Examine each line of the data. Copy the line if it includes the word "Security".

[Recorded data]
[Start of section]
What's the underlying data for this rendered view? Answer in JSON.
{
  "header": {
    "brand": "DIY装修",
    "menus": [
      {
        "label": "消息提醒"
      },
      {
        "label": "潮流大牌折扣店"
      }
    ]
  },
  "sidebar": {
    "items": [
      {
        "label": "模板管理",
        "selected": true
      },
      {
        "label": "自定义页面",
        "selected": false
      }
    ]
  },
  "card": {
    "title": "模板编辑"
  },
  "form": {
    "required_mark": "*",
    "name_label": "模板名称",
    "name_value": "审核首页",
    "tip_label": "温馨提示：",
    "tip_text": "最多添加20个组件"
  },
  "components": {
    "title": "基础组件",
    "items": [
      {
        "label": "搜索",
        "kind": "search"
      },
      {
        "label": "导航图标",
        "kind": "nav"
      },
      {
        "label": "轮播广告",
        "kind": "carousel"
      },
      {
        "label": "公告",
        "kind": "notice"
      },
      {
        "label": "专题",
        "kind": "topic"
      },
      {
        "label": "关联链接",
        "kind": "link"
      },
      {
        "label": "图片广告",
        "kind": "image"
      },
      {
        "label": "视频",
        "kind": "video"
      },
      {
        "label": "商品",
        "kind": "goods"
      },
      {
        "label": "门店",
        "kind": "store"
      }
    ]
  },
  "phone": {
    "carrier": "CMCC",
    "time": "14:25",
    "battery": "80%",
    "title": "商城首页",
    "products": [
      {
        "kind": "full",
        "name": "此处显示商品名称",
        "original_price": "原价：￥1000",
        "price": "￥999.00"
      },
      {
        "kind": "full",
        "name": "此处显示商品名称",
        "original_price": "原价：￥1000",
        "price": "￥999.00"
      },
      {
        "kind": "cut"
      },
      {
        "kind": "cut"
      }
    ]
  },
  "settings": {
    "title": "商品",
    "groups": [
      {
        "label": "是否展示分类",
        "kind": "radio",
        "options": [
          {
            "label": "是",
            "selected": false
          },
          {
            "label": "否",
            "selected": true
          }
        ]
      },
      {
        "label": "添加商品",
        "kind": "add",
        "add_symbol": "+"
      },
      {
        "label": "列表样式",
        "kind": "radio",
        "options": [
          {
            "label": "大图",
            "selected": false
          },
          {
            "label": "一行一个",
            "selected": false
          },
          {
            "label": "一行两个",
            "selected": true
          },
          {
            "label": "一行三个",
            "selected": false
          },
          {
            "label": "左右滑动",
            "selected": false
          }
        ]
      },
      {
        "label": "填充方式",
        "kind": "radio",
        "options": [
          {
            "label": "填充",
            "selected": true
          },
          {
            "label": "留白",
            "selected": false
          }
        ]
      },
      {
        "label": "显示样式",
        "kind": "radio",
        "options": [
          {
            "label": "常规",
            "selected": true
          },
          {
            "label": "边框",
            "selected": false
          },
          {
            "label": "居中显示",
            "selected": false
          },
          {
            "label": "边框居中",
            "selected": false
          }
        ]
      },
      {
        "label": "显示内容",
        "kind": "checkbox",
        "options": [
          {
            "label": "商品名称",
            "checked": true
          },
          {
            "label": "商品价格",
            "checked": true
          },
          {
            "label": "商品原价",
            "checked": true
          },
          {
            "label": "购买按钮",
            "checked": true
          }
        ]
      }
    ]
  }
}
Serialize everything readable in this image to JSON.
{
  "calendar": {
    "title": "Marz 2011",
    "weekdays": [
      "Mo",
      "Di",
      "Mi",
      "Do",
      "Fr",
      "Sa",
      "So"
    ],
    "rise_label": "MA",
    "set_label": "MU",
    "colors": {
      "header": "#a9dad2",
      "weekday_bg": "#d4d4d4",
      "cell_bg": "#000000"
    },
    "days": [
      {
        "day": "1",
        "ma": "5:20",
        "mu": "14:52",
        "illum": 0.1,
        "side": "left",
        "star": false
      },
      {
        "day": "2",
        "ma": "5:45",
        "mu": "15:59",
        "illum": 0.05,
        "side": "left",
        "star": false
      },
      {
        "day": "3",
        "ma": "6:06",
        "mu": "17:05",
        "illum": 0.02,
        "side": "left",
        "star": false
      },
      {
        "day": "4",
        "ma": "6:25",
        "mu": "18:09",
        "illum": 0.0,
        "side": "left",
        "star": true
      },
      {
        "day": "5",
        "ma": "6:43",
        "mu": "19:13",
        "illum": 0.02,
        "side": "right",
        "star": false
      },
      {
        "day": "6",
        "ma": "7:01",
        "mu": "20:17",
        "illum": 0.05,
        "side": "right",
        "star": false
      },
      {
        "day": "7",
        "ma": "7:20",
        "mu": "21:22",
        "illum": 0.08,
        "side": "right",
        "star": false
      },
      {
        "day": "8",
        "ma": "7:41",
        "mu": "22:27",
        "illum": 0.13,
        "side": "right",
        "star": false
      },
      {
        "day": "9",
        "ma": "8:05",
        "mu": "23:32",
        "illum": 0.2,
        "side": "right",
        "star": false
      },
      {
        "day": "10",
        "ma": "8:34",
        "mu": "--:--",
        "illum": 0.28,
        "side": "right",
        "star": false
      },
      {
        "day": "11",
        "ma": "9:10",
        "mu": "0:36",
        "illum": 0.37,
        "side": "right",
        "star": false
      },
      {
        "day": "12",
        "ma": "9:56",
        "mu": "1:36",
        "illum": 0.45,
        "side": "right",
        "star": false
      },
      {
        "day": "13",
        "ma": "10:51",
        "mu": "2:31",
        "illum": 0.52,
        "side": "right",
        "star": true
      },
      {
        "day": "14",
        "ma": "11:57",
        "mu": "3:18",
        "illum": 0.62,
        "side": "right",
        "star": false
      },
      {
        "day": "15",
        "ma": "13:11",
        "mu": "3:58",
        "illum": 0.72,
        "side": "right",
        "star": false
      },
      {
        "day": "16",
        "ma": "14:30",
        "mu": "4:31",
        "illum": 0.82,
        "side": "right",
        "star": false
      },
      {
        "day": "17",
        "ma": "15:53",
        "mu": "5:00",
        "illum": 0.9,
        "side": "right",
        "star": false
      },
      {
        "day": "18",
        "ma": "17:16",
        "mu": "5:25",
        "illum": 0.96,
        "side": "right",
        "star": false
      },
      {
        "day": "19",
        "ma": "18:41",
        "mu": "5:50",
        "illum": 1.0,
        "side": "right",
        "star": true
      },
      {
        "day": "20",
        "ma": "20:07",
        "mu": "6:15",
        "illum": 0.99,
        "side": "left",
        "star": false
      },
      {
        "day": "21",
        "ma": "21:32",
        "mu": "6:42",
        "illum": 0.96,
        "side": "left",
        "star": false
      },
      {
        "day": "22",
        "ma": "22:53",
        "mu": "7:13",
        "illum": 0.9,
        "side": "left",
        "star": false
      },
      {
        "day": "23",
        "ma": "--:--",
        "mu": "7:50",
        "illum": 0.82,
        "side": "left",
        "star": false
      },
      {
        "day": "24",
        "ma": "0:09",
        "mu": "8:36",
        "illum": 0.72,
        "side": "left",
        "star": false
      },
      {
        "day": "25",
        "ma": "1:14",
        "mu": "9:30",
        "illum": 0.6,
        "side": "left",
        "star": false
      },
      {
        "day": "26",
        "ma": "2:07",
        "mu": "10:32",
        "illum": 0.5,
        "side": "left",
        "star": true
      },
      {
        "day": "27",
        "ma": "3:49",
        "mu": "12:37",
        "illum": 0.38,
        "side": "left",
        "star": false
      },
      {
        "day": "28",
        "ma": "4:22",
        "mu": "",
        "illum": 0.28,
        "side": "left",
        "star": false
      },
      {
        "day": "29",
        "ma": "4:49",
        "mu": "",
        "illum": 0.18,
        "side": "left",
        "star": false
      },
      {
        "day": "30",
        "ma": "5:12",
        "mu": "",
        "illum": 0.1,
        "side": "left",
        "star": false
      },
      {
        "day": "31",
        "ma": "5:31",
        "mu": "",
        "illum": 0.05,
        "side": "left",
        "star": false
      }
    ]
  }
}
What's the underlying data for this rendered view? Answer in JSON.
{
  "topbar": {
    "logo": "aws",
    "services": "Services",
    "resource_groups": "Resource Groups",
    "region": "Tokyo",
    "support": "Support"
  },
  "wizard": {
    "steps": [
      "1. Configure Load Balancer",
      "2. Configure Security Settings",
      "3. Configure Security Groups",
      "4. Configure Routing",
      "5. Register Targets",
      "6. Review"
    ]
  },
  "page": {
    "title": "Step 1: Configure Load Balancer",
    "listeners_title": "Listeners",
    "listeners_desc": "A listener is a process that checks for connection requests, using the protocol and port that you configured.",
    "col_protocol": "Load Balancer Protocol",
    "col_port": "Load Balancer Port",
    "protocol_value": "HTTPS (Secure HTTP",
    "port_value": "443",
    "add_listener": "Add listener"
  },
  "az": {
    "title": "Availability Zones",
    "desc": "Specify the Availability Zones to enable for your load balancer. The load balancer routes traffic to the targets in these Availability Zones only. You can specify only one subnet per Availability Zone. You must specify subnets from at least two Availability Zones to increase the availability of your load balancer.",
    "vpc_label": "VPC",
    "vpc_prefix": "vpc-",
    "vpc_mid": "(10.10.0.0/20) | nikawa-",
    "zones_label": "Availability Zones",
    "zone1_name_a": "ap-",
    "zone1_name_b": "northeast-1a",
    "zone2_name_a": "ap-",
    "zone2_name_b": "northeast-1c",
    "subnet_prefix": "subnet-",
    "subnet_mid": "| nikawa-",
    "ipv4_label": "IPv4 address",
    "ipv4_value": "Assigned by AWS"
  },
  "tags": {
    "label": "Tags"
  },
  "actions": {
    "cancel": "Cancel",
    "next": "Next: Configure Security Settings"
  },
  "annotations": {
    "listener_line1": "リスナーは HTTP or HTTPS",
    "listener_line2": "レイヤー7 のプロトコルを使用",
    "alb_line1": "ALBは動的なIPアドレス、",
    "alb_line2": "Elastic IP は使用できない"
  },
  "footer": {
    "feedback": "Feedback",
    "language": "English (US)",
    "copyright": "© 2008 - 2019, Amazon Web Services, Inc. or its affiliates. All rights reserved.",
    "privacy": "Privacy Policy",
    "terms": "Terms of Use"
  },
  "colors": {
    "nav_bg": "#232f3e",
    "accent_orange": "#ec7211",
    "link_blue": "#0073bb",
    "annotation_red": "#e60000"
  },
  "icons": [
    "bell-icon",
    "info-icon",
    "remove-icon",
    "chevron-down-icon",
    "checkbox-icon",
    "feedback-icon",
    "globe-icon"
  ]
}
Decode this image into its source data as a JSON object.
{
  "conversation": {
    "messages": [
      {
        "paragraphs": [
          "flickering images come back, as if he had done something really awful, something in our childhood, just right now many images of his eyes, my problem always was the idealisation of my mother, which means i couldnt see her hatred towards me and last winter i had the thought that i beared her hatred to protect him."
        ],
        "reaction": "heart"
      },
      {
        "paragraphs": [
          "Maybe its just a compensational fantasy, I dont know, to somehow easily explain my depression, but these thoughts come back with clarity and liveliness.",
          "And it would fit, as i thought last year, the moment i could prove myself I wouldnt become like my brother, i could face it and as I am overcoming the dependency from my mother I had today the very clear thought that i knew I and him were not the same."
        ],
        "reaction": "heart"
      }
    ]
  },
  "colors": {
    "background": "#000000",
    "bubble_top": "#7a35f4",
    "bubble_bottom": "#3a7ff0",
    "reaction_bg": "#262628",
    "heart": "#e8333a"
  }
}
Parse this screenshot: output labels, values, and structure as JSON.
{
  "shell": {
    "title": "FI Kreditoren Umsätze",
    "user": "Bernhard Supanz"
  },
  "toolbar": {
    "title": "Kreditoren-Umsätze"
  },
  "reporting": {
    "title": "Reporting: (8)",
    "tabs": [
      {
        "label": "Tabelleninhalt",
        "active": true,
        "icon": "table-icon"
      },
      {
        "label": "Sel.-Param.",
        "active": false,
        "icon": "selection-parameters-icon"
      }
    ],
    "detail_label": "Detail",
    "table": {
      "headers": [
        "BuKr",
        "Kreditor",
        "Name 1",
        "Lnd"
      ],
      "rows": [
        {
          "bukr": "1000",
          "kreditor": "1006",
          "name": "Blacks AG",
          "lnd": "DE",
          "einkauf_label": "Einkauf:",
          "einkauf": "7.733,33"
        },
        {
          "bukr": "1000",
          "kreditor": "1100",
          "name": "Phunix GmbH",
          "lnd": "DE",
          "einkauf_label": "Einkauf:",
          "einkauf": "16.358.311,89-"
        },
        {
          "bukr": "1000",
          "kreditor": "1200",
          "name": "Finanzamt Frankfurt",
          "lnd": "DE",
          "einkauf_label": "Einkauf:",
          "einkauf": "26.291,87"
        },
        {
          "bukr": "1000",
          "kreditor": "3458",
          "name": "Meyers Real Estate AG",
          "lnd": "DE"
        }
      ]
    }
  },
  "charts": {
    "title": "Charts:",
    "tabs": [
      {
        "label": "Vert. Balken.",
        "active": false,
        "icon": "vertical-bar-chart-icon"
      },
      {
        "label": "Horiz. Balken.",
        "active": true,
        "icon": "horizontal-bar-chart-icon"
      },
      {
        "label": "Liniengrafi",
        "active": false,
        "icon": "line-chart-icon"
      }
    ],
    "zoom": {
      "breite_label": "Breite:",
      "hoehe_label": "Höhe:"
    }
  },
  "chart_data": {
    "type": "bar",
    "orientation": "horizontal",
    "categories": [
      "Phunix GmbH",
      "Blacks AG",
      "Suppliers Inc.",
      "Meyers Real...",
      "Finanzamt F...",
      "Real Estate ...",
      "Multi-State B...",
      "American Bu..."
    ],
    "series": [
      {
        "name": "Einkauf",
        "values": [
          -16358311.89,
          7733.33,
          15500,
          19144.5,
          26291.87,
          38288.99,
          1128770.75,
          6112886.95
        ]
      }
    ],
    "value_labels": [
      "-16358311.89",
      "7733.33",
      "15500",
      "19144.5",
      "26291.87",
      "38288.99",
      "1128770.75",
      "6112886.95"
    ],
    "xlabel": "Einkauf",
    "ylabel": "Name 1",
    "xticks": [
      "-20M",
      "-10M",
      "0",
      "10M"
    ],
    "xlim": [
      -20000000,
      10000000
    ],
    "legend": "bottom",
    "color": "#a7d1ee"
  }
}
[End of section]
THE ANSWER:
      "2. Configure Security Settings",
      "3. Configure Security Groups",
    "next": "Next: Configure Security Settings"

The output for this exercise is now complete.